lot worse off from a unit cost standpoint than you were this time a year ago.”
One texturizer thinks man-made fiber prices have leveled off. “If oil stays below $40 per
barrel, I think we’ve seen the increases that we are going to see.”
In addition to higher oil prices, fiber producers have had to contend with strong Asian
demand for raw materials PTMF, paraxylene and MEG. Strong demand for PET bottle resin also has been
At least one fiber executive predicted an additional man-made fiber price increase shortly
because raw material prices show no signs of abating.
The man-made fiber industry’s crystal ball appears to be just as murky as the ones yarn
spinners, cotton merchants and cotton growers are using when it comes to predicting business
conditions for 2005. However, man-made fiber managers as a whole seem a bit more optimistic and
feel that new product development will shield them from at least some downward price pressures.
“The question is, how competitive are you? How competitive is your customer versus what the
ultimate retailer can get the product for in the world, which means China?” one fiber executive
“With all the mill closings in 2003 and 2004, you’d like to think the nugget that is left
will continue to run. From there, you can write any scenario you want. Personally, I think we’ll
have a fairly chaotic first half [in 2005]. By the time [any warning lights] come on, it will be
this time next year. So the horse will be well out of the barn before anyone says ‘we ought to look
at putting some restraints on China,’” he added.
Another man-made producer was more upbeat about the post-quota business environment, pointing
to the recent China safeguard petition from the sock producers as one positive sign
Textile World News,”
TW, this issue).
While the uncertainty around 2005 is expected to be problematic in the United States, many
industry insiders expect it to be far worse for small countries such as Mauritius, Seychelles,
Bangladesh, Madagascar and others that will no longer have quotas to protect their share of the US
“I’ve been saying for years that the federal government has been leading a lot of smaller
countries down the primrose path with all of these free trade agreements,” a texturizer said. “
[C]ome January 1st, the big giant, China, will take over and knock all these free trade agreements
out the window.”
Focus On Specialty Fibers

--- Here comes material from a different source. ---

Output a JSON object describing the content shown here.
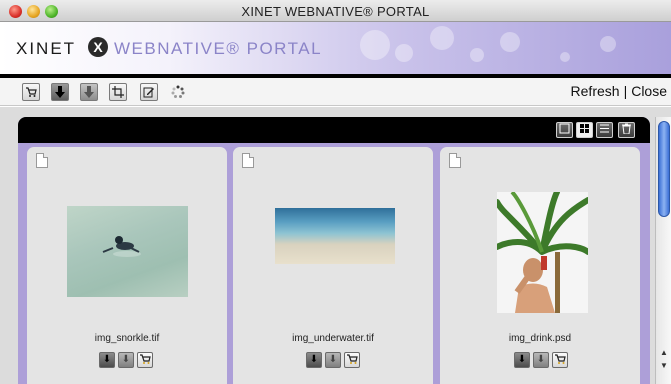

As the 2005 quota phase-out draws near, interest in specialty products and niches multiplies.
Or, as one fiber executive put it: “ Just about everybody, including my company, has gone to
extraordinary lengths to diversify their global base. If you are going to make any money, you have
to sell proprietary products to global markets because there is no game selling commodities
One texturizer reported a lot of interest in solution-dyed yarns — especially nylon for
upholstery, intimate apparel and socks. This appears to be a growing market and may be reasonably
import-proof given the difference in lead times. Domestically, it takes three to four weeks to get
solution-dyed yarns to the customer. Add seven weeks on the water, and projecting colors accurately
becomes extremely difficult.
“There is still a niche out there for the small specialty texturizer. We expect that to
continue,” he said.
Another fiber producer said his company was constantly developing new yarns and looking for
“We are focusing our product development efforts in areas like anti-microbial,
moisture-management and stretch yarns,” he said. “Plus, we are trying to develop a yarn that has a
combination of all three of these features.”